**THE TASK**
Please retype each record exactly as it stands below.
━━━ INFORMATION PROVIDED ━━━
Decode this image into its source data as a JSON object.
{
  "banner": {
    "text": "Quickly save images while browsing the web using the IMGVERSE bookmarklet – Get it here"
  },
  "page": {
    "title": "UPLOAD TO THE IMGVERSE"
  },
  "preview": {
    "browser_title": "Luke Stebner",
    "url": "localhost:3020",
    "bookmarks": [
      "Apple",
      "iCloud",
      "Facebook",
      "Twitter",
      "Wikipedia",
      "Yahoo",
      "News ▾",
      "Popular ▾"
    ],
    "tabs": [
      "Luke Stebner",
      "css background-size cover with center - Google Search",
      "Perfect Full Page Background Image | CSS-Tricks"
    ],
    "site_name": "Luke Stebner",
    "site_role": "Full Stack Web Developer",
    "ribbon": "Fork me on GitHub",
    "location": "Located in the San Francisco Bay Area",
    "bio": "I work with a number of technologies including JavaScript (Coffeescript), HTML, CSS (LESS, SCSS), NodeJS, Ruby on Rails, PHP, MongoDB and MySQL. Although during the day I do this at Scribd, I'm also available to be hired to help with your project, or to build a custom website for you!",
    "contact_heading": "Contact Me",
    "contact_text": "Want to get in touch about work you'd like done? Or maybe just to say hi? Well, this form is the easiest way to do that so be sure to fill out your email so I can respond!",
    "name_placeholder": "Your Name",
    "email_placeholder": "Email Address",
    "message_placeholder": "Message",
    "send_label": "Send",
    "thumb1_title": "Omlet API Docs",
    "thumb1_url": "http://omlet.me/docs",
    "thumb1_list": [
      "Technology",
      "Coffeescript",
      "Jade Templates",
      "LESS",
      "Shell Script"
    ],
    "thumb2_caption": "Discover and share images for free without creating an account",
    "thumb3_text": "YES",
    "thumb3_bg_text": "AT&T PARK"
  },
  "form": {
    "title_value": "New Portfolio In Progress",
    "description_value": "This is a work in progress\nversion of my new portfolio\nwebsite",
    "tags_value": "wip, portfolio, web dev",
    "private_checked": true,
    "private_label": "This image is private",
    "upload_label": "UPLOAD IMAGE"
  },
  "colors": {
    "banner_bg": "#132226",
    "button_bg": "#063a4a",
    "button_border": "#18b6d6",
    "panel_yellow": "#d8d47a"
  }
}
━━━
**YOUR SOLUTION**
Decode this image into its source data as a JSON object.
{
  "banner": {
    "text": "Quickly save images while browsing the web using the IMGVERSE bookmarklet – Get it here"
  },
  "page": {
    "title": "UPLOAD TO THE IMGVERSE"
  },
  "preview": {
    "browser_title": "Luke Stebner",
    "url": "localhost:3020",
    "bookmarks": [
      "Apple",
      "iCloud",
      "Facebook",
      "Twitter",
      "Wikipedia",
      "Yahoo",
      "News ▾",
      "Popular ▾"
    ],
    "tabs": [
      "Luke Stebner",
      "css background-size cover with center - Google Search",
      "Perfect Full Page Background Image | CSS-Tricks"
    ],
    "site_name": "Luke Stebner",
    "site_role": "Full Stack Web Developer",
    "ribbon": "Fork me on GitHub",
    "location": "Located in the San Francisco Bay Area",
    "bio": "I work with a number of technologies including JavaScript (Coffeescript), HTML, CSS (LESS, SCSS), NodeJS, Ruby on Rails, PHP, MongoDB and MySQL. Although during the day I do this at Scribd, I'm also available to be hired to help with your project, or to build a custom website for you!",
    "contact_heading": "Contact Me",
    "contact_text": "Want to get in touch about work you'd like done? Or maybe just to say hi? Well, this form is the easiest way to do that so be sure to fill out your email so I can respond!",
    "name_placeholder": "Your Name",
    "email_placeholder": "Email Address",
    "message_placeholder": "Message",
    "send_label": "Send",
    "thumb1_title": "Omlet API Docs",
    "thumb1_url": "http://omlet.me/docs",
    "thumb1_list": [
      "Technology",
      "Coffeescript",
      "Jade Templates",
      "LESS",
      "Shell Script"
    ],
    "thumb2_caption": "Discover and share images for free without creating an account",
    "thumb3_text": "YES",
    "thumb3_bg_text": "AT&T PARK"
  },
  "form": {
    "title_value": "New Portfolio In Progress",
    "description_value": "This is a work in progress\nversion of my new portfolio\nwebsite",
    "tags_value": "wip, portfolio, web dev",
    "private_checked": true,
    "private_label": "This image is private",
    "upload_label": "UPLOAD IMAGE"
  },
  "colors": {
    "banner_bg": "#132226",
    "button_bg": "#063a4a",
    "button_border": "#18b6d6",
    "panel_yellow": "#d8d47a"
  }
}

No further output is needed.